Artistes, activists and critics suggest ways that the incoming government can boost the entertainment industry, CHUX OHAI writes
President-elect Muhammadu Buhari may not be aware of it, but he is the object of great expectations among most members of the creative community in Nigeria.
To seasoned actor and film director, Joseph Abiodun Adu, popularly known as Bassey Okon in the rested network TV drama series, The Village Headmaster, for example, Buhari holds the magic wand that could possibly turn around the fortunes of Nigeria’s fast-growing film industry.
Adu’s colleagues in the creative industry, renowned broadcaster and music critic, Benson Idonije, and foremost culture activist, Ben Tomoloju, seem to feel the same way, too. These three wise men, in separate interviews with E-Punch, describe what they think the incoming Federal Government should do to make the industry more relevant to the Nigerian economy.
Adu wants the Nigerian Film Corporation and the National Film and Video Censors Board to be strengthened to carry out their activities, especially in the area of promoting producers who have good stories to tell.
Also, he thinks there is a need for regulation of the content of films produced by most Nollywood practitioners. He says, “In my view, filmmakers should be directed to concentrate on producing films that contribute to human development, not the ones that expose all the dregs and negative tendencies that we have in the society.
“The NFVCB can refuse to approve certain types of films and also lay down certain guidelines. I don’t think they should shy away from this. People should not just be left alone to keep dragging us down all the time.”
Also, he believes the incoming government should, above all, set up an endowment fund for the film industry.
But Tomoloju favours the appointment of a culture minister with a background in serious achievement in the cultural sector – someone who can carry the stakeholders along and be fed by the visions of the stakeholders – to pilot the affairs of the sector for economic, social, intellectual and spiritual growth.
He says “I suggest that the incoming administration should work hard and ensure that there are cottage theatres in various neighbourhoods that are viable across the country. There should be, at least experimentally, one cottage theatre in each local government area. This is because I believe that theatre is viable. It doesn’t end with just putting on Ola Rotimi’s plays or others by other famous playwrights.
“It goes with packaging programmes for theatre, including movies, musical or dance theatre and stand-up comedy. Also, it can become a social centre where people can gather, as well as a marketing outlet in that neighbourhood for art and craft.
“The local government council can also have its own archive somewhere in one small storey building there and a little museum to go with it. So it is as much a cottage theatre as a cultural centre, which must be managed by a well trained graduate of theatre.

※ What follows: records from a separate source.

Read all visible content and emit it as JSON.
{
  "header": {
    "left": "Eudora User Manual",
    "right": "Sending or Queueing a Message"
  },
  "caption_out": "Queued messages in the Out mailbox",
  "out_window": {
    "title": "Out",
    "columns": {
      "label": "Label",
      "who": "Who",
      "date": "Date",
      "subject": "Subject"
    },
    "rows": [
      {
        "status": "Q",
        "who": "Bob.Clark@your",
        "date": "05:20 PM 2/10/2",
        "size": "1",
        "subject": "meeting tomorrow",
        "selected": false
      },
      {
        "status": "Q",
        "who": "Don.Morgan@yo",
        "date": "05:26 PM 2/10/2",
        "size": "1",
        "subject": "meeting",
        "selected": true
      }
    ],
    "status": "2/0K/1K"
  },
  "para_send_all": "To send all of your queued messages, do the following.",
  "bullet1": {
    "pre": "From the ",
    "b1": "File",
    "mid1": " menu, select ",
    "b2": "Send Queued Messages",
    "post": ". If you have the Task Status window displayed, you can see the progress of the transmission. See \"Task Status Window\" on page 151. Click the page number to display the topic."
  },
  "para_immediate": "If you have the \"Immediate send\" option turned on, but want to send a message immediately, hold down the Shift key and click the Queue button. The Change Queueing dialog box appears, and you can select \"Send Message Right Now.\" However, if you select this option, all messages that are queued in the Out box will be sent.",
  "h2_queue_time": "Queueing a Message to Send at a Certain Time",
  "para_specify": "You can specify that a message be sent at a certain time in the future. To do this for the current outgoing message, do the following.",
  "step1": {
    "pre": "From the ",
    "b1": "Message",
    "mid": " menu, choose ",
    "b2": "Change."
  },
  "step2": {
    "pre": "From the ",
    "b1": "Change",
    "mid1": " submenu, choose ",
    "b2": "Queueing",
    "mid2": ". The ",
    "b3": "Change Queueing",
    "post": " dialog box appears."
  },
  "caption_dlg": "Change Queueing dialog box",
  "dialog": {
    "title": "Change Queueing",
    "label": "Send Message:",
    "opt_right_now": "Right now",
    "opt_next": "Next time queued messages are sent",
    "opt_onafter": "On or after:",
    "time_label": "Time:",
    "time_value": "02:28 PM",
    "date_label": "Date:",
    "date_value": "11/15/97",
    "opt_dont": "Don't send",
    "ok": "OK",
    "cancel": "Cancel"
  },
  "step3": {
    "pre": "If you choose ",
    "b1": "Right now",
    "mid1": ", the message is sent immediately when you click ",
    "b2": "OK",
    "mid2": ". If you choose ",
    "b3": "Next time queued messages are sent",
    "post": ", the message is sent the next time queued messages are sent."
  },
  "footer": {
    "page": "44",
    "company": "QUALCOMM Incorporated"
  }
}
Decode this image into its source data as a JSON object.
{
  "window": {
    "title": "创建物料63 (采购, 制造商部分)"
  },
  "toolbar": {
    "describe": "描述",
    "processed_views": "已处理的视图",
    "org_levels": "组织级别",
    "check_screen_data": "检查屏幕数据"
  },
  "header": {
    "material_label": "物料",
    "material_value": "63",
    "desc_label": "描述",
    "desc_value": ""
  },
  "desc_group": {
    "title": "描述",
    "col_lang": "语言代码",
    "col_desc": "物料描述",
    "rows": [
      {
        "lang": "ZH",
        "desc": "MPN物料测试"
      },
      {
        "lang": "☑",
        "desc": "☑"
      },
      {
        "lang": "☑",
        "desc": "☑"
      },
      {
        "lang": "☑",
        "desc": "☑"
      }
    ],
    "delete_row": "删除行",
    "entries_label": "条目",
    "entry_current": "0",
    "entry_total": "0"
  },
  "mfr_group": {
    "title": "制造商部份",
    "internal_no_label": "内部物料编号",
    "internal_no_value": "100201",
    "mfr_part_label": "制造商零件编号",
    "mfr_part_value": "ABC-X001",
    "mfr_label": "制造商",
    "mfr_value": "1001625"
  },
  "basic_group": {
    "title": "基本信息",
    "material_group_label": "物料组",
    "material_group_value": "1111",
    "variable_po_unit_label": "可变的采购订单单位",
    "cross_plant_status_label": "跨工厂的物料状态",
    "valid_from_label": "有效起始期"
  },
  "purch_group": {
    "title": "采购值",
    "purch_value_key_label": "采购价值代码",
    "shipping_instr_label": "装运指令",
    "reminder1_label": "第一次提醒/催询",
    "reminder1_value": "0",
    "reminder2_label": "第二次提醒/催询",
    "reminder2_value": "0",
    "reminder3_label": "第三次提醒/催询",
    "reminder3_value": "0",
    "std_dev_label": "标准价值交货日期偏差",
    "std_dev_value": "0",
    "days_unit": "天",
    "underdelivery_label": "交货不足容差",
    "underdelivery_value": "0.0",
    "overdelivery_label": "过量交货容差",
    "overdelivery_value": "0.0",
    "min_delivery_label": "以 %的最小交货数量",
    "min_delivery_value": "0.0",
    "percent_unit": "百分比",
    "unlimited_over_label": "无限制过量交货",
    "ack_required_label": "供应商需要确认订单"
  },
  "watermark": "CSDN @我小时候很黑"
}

“One beautiful play like ‘Saro’, for instance, can tour Lagos for one year if we have 57 cottage theatres in the state and it will generate revenue, as well as create jobs and wealth for the artistic community. This is a practical vision.
“If anybody is asking me why we are saying that government should be one to do these things all the time, I always ask them: Is government is building stadiums in local government areas? Why are they building stadiums and they cannot build theatres? This is a big poser.”

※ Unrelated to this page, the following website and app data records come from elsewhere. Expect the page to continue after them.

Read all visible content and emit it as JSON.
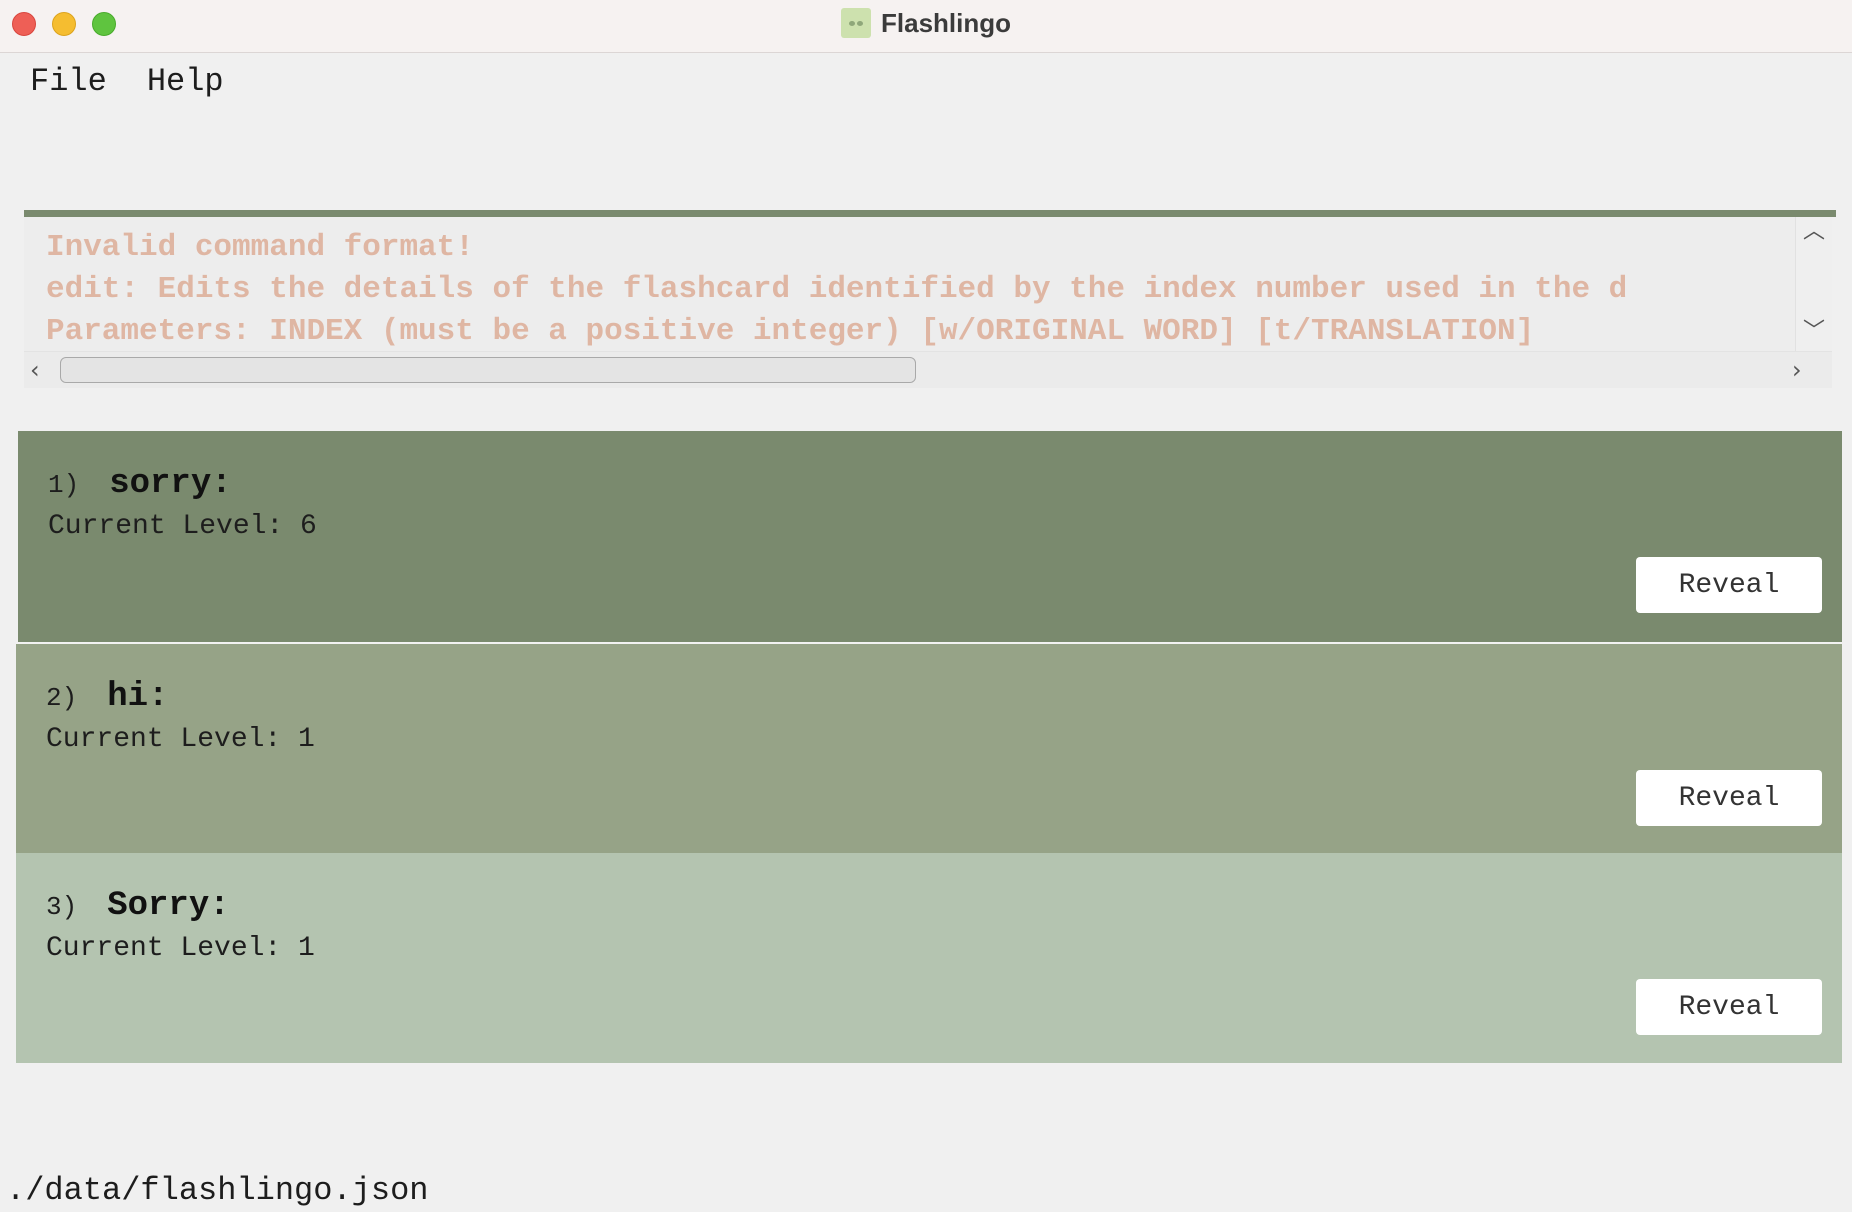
{
  "window": {
    "title": "Flashlingo",
    "icon": "flashlingo-app-icon"
  },
  "menu": {
    "items": [
      {
        "label": "File"
      },
      {
        "label": "Help"
      }
    ]
  },
  "result_display": {
    "lines": [
      "Invalid command format!",
      "edit: Edits the details of the flashcard identified by the index number used in the d",
      "Parameters: INDEX (must be a positive integer) [w/ORIGINAL WORD] [t/TRANSLATION]"
    ],
    "text_color": "#dfb6a3"
  },
  "flashcards": [
    {
      "index": "1)",
      "word": "sorry:",
      "level": "Current Level: 6",
      "button": "Reveal",
      "color": "#7a8a6e"
    },
    {
      "index": "2)",
      "word": "hi:",
      "level": "Current Level: 1",
      "button": "Reveal",
      "color": "#96a387"
    },
    {
      "index": "3)",
      "word": "Sorry:",
      "level": "Current Level: 1",
      "button": "Reveal",
      "color": "#b4c4b0"
    }
  ],
  "status_bar": {
    "path": "./data/flashlingo.json"
  }
}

Idonije, who was recently appointed Fellow of the Adam Fibereisima School of Music, warns Buhari against making the same mistakes that outgoing President Jonathan made by giving money to some artistes in a section of the culture sector to develop themselves or to share among themselves.
“Instead of doing that, it should focus on the creative industry as a whole by providing an enabling environment for creativity to thrive.

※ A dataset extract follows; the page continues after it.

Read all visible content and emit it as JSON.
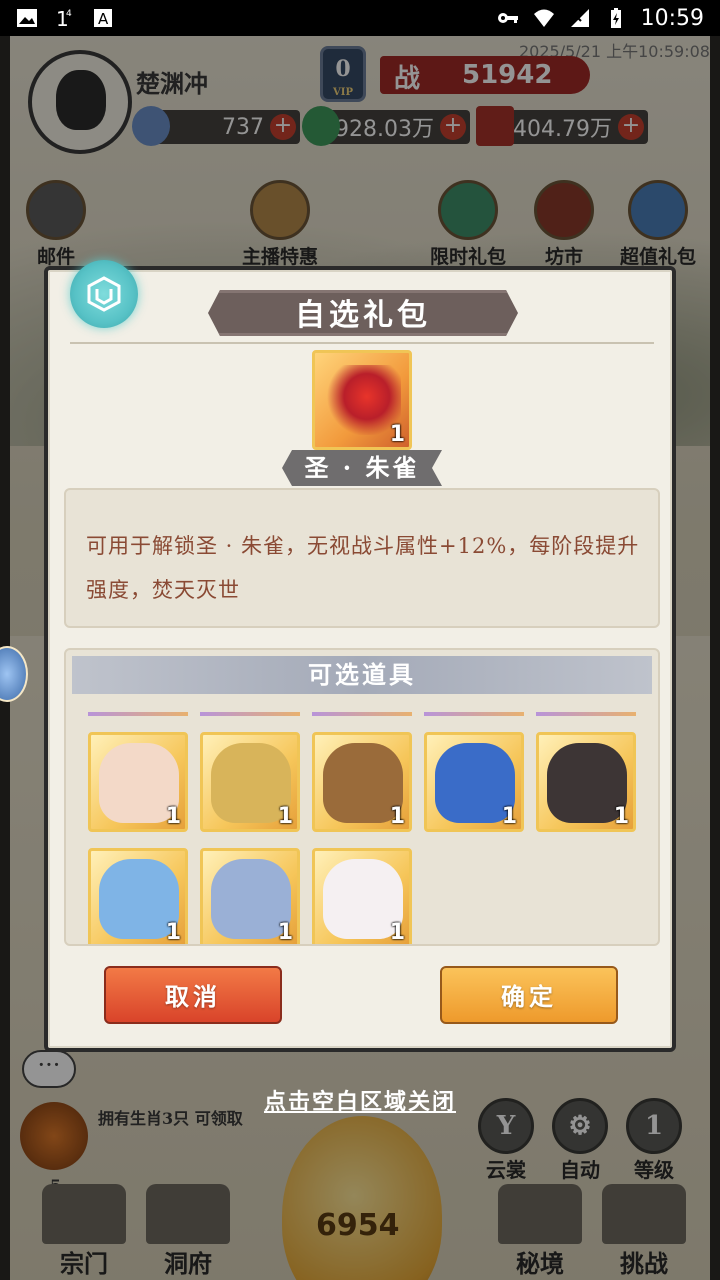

“When he assumes office, I expect the Muhammadu Buhari to concentrate on building new structures to support the creative industry. I expect him to build more music schools and theatre houses, as well as make it possible for artists to have access to the tools of their trade by reducing import duty on certain items of production. Also, he should set up the right structures that can effectively put an end to piracy,” he says.
Also, a popular actress, Bose Oladimeji, wants the incoming government to make the fight against piracy its first priority for the creative industry.
“Piracy is the biggest challenge facing the creative indsutry in Nigeria. It has wrecked many producers and artistes. For instance, the last movie I produced, which came out last year, was also a victim of this social cankerworm. I believe Nollywood will benefit more and grow stronger if piracy can be stopped,” she says.